On August 13, the new Ontario PC government announced its plans to revamp the province's approach to cannabis legalization and retail. Government-owned online distribution will be maintained and beginning October 17, consumers 19 and older will be able to purchase cannabis online through the Ontario Cannabis Store (OCS). However, in a major change from the previous Liberal plan, the new government also announced that the province would immediately begin consultations in advance of opening up a regulated market for private cannabis retail, slated to launch by April 1, 2019. There will be no provincial cap on the number of private retailers.
While the high-level legislative and regulatory framework will be established by the province, it will be up to individual municipalities to shape and implement a cannabis retail system tailored to their individual preferences and communities. The provincial government has indicated that it intends to release the municipal cannabis regulations shortly after Ontario's municipal elections on October 22. While much remains unknown until then, it's important for potential producers or retailers to consider the following:
- Areas of municipal concern: a number of gaps exist in the current legislation, which may or may not be addressed through regulation. These include planning and zoning, police enforcement, fee and tax issues, regulation of homegrown plants, and even how to properly dispose of residential and industrial cannabis plants.
- Planning and zoning: municipalities will have the greatest impact on producers and retailers through their planning instruments. Approaches are likely to vary widely, as municipalities regulate the locations, building performance standards of producers and retailers.

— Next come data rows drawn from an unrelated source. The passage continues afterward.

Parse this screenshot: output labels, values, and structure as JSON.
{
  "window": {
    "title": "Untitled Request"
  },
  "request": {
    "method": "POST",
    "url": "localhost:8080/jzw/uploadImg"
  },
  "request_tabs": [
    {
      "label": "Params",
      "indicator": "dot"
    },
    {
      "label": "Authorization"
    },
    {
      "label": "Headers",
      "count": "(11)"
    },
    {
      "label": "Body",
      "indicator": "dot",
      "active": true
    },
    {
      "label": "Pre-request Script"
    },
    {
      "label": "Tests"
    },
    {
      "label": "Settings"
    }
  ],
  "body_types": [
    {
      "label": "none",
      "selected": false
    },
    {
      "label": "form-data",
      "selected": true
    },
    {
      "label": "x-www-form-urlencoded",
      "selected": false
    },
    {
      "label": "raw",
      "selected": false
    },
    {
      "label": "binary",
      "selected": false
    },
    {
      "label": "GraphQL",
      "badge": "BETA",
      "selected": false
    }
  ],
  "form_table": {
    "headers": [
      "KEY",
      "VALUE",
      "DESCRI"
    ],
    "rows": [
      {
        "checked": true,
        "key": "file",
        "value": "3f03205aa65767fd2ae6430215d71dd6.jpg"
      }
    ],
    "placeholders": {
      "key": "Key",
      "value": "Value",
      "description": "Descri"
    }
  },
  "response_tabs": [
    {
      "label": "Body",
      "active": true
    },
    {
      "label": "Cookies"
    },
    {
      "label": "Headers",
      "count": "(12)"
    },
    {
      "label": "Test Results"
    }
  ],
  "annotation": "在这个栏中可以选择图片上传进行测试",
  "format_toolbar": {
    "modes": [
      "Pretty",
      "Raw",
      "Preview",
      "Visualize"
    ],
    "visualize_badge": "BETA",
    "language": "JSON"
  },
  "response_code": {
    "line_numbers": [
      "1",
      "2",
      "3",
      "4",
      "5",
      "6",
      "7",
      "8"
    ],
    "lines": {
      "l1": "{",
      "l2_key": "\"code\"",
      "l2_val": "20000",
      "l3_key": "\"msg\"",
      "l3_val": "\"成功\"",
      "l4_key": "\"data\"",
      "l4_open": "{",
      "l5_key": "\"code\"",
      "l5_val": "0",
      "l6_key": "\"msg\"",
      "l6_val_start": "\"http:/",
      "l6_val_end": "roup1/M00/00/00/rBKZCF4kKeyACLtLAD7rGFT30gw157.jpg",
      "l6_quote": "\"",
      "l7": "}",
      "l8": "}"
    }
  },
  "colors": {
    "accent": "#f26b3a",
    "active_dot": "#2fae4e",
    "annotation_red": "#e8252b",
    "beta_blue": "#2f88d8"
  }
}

Municipalities are already wrestling with issues, including whether producers are treated as merely agricultural operations, similar to any other commercial greenhouse, and whether retailers will be treated similarly to alcohol retailers, or as something altogether different.
- As municipalities make the location of production and distribution centres more difficult, we have creative and little known strategies to assist in dealing with zoning issues that may arise.
- 1 time opt-out: individual municipalities will be given until January 22, 2018 to decide on a one-time opportunity to opt out of having physical cannabis retail shops within their boundaries.
- Federal licenses and expansion: although producers will be licenced federally, the licenses are tied to individual municipal addresses. The licensing process is long, difficult, and costly. We have had success for our producer clients in providing creative solutions for expanding their businesses and licenced facilities while maintaining a single municipal address, even across roadways.
- Retail leasing: we have assisted clients with retail leasing across the country; we can provide helpful advice on creating and expanding retail distribution networks, including how to deal with the different approaches from province to province on the language of offers to lease and leases, and the conditions to insert in offers and leases in order to deal with the uncertainty of regulation in Ontario.